#### Exercise prompt
Examine the material below. Gather every line in which the string "JSON" appears.

#### Data listing
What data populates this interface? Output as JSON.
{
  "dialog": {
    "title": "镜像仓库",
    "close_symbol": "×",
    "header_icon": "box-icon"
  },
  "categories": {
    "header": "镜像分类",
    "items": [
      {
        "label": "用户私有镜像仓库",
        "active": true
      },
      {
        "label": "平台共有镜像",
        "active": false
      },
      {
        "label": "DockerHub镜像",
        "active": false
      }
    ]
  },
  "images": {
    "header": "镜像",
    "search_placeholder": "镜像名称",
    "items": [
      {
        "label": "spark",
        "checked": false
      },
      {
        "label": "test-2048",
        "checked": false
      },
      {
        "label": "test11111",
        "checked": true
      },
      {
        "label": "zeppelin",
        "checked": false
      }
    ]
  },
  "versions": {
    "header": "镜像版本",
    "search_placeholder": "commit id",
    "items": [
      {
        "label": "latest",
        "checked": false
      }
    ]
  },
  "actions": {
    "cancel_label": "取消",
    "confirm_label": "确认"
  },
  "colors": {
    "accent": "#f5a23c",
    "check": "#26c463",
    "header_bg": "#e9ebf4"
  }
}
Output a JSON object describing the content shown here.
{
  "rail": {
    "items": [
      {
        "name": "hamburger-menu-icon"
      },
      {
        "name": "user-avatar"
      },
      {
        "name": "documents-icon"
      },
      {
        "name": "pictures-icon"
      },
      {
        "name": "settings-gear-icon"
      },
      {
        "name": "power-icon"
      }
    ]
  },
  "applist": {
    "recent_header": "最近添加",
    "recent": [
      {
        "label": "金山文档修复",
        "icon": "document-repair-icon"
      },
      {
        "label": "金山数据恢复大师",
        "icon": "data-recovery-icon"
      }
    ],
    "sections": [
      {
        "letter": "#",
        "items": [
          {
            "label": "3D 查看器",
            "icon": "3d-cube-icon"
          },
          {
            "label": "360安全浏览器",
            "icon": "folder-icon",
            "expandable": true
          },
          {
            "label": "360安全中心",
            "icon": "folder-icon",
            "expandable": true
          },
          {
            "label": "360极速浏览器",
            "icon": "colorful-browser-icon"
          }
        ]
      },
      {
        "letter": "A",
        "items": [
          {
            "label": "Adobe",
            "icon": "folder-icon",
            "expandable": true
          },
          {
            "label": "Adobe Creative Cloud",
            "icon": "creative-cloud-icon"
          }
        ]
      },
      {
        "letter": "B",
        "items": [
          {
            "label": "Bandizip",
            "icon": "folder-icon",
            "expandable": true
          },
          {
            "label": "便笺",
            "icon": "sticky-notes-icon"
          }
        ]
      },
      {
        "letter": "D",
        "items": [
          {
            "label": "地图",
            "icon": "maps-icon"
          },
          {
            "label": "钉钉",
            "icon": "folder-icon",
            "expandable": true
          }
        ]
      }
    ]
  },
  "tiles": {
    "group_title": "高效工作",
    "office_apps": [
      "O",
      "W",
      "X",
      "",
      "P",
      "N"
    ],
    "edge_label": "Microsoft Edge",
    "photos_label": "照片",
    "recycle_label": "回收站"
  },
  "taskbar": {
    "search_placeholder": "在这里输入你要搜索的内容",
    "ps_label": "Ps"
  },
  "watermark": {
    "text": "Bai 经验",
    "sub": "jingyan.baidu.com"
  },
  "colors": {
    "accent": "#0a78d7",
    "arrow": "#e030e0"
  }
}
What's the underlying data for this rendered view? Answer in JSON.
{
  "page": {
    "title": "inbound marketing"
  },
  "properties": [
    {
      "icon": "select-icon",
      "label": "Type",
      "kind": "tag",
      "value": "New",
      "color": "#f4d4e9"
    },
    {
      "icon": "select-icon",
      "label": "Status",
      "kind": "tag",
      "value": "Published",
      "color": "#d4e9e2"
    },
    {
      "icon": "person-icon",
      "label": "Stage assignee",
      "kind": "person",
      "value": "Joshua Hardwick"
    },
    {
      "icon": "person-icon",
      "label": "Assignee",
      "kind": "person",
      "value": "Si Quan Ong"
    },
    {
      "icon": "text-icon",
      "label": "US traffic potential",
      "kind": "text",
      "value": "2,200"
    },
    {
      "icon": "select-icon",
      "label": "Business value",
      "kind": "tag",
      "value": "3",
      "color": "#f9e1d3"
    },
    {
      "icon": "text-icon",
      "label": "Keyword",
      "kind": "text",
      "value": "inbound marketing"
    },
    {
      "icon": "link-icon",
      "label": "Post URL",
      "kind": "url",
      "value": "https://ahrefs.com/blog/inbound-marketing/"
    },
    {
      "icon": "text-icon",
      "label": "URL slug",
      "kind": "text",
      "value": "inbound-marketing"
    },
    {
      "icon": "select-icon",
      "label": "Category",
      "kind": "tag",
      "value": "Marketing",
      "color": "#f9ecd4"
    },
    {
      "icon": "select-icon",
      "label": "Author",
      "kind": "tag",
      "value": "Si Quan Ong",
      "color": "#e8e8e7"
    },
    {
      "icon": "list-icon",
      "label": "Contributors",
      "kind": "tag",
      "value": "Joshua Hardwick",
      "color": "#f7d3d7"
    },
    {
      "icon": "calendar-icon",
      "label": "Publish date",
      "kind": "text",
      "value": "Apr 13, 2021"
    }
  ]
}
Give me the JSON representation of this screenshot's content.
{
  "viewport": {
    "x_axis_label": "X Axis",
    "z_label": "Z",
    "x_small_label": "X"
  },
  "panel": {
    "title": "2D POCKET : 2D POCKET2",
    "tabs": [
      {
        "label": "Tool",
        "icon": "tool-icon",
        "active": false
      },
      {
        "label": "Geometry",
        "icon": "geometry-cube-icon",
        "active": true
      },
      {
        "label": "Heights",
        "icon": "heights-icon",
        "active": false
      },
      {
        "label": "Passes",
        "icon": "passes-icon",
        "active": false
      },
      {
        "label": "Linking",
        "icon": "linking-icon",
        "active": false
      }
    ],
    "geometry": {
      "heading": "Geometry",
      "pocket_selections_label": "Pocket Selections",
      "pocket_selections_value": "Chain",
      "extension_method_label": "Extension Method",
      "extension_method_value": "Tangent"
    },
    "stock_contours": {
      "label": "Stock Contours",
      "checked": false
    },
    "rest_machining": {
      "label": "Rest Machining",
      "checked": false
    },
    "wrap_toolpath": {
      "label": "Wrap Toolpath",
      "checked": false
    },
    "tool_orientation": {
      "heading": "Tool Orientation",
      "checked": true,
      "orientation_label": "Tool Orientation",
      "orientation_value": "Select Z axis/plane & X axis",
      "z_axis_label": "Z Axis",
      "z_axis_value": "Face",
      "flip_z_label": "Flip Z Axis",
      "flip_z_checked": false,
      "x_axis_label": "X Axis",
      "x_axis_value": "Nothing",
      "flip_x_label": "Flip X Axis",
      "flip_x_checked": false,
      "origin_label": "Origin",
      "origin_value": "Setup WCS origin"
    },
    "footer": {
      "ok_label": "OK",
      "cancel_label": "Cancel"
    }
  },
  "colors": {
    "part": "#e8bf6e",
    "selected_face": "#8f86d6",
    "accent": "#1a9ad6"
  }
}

#### Solution
What data populates this interface? Output as JSON.
Output a JSON object describing the content shown here.
What's the underlying data for this rendered view? Answer in JSON.
Give me the JSON representation of this screenshot's content.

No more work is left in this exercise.